[What to work on] Copy out each line of the data that includes the string "JSON".

[Element data from apps and pages]
• • •

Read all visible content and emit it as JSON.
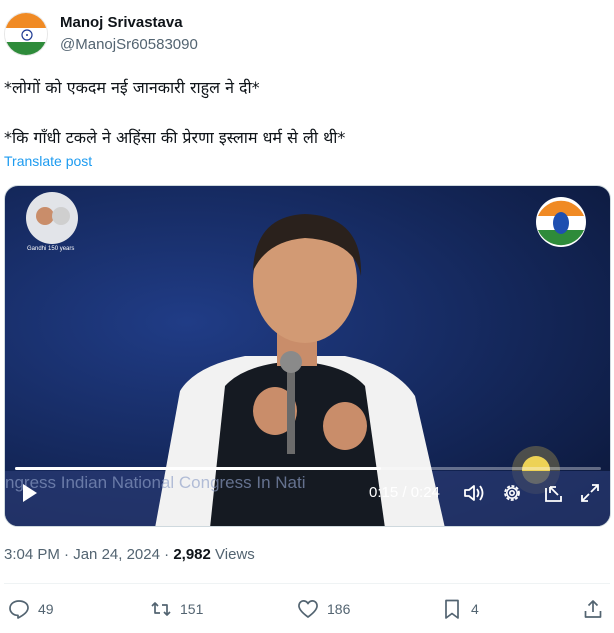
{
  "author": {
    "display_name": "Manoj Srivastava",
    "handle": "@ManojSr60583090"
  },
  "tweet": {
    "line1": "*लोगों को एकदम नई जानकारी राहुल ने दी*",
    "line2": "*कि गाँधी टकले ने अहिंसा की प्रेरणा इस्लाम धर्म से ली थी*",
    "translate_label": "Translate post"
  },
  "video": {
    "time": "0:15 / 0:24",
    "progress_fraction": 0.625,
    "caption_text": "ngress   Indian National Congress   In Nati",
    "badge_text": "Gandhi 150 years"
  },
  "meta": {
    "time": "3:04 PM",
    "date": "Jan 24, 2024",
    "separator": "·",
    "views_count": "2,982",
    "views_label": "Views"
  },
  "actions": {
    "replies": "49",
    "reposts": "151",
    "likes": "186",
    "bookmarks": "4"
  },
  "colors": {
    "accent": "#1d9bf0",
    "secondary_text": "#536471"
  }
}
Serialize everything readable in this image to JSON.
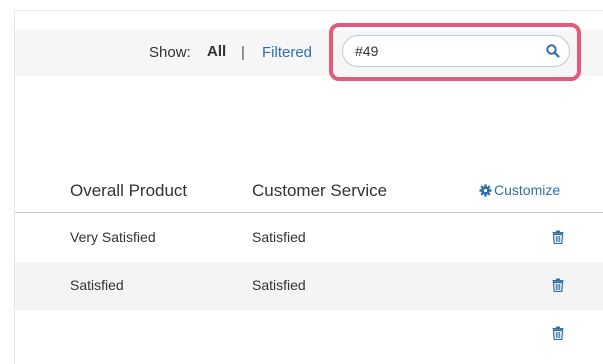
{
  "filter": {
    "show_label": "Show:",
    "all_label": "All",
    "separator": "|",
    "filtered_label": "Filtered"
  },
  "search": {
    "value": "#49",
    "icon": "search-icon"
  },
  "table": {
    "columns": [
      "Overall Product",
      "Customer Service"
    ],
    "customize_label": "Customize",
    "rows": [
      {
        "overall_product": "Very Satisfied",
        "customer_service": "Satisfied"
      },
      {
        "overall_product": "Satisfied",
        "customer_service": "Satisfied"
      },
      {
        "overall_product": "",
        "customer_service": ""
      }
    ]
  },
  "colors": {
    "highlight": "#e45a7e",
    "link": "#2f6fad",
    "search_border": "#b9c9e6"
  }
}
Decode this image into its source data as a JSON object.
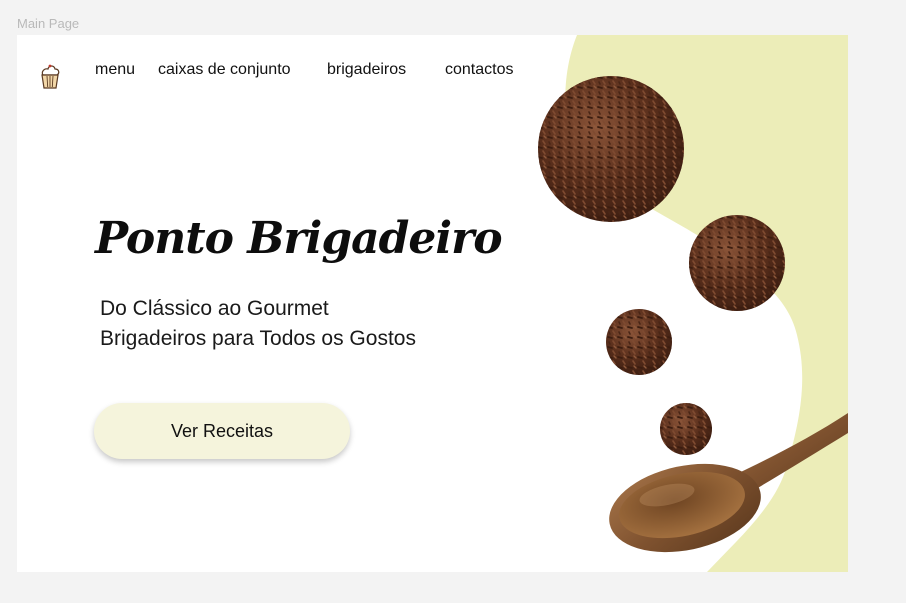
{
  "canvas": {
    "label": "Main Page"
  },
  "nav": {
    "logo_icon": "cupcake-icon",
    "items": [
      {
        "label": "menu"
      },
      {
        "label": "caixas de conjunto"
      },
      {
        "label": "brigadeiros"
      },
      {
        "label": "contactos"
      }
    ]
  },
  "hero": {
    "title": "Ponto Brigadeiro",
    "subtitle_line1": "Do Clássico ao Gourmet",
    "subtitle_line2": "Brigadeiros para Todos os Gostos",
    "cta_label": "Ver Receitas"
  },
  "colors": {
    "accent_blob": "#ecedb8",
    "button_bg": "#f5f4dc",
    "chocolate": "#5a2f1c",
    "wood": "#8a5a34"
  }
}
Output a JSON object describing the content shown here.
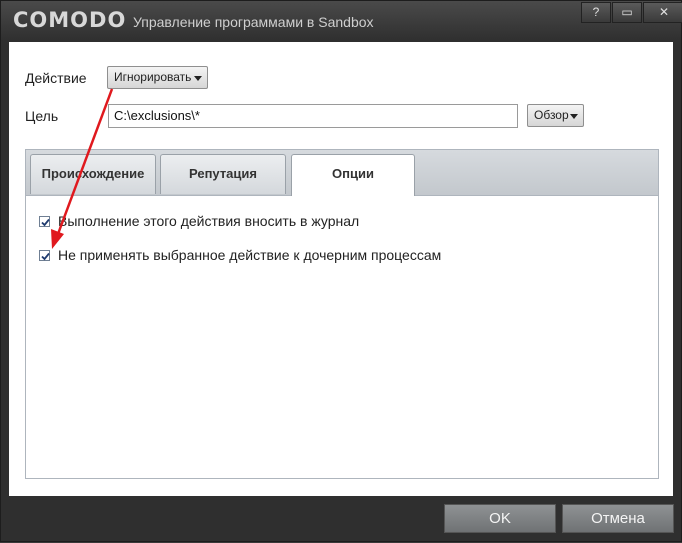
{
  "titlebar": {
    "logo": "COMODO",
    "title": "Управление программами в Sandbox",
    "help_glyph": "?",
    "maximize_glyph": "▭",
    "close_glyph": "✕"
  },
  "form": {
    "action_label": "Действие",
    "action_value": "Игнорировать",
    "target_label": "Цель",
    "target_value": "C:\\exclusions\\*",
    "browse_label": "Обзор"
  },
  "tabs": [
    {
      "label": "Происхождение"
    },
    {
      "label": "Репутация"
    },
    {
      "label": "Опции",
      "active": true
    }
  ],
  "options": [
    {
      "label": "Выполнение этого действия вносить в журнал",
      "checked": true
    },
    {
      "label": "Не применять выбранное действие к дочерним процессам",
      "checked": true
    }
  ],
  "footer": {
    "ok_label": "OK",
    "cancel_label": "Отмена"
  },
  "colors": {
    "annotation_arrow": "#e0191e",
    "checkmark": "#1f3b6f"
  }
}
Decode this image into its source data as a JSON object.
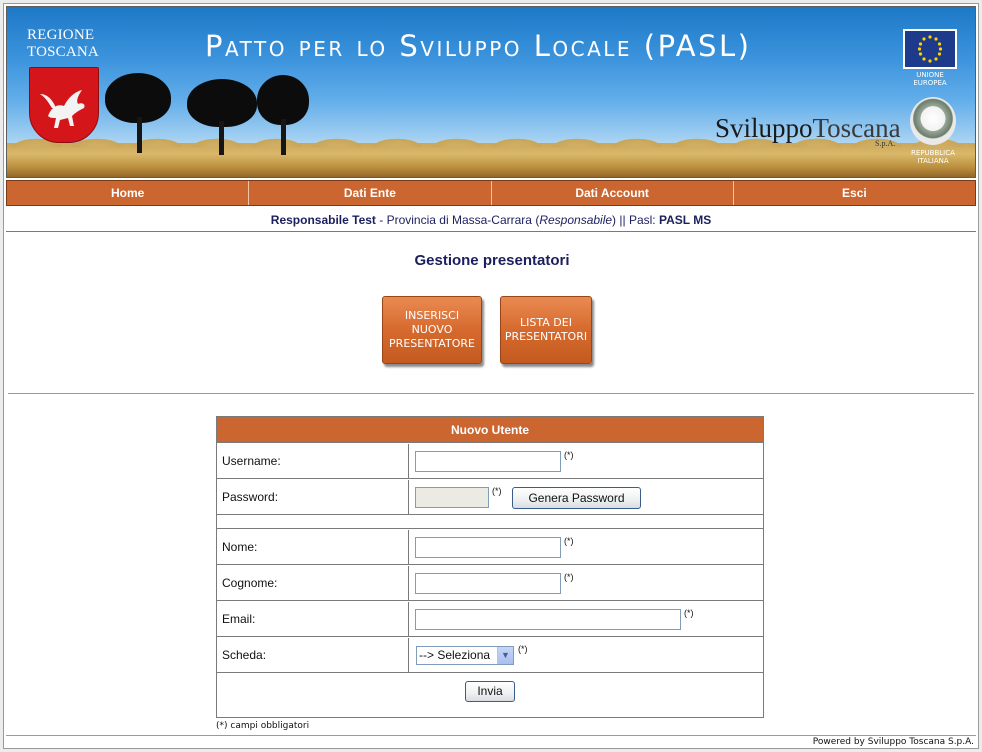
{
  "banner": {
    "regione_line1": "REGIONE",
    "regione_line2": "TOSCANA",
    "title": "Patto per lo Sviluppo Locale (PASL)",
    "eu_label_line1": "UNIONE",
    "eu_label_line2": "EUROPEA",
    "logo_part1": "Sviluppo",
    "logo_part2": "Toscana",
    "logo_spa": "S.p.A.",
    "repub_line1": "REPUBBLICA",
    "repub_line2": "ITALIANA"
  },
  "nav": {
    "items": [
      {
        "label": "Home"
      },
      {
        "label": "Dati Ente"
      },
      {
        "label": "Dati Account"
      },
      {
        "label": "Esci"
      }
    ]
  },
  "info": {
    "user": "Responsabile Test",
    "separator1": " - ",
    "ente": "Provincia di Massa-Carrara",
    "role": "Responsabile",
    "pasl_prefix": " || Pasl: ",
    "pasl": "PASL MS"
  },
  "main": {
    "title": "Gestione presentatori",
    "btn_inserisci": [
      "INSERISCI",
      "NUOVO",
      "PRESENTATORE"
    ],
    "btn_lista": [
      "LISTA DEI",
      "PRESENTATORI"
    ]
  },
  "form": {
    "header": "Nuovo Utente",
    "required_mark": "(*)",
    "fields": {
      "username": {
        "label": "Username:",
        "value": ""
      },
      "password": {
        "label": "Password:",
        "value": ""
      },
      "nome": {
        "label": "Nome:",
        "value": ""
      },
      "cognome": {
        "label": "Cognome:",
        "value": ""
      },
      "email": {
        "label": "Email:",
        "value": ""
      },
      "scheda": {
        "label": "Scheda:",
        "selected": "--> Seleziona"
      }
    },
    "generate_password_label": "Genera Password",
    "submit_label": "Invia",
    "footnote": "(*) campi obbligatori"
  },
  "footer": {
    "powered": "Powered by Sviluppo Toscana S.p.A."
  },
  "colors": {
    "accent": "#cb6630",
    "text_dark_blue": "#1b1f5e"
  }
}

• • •

[Exercise output]
Read all visible content and emit it as JSON.
Serialize everything readable in this image to JSON.
Decode this image into its source data as a JSON object.
Output a JSON object describing the content shown here.
Decode this image into its source data as a JSON object.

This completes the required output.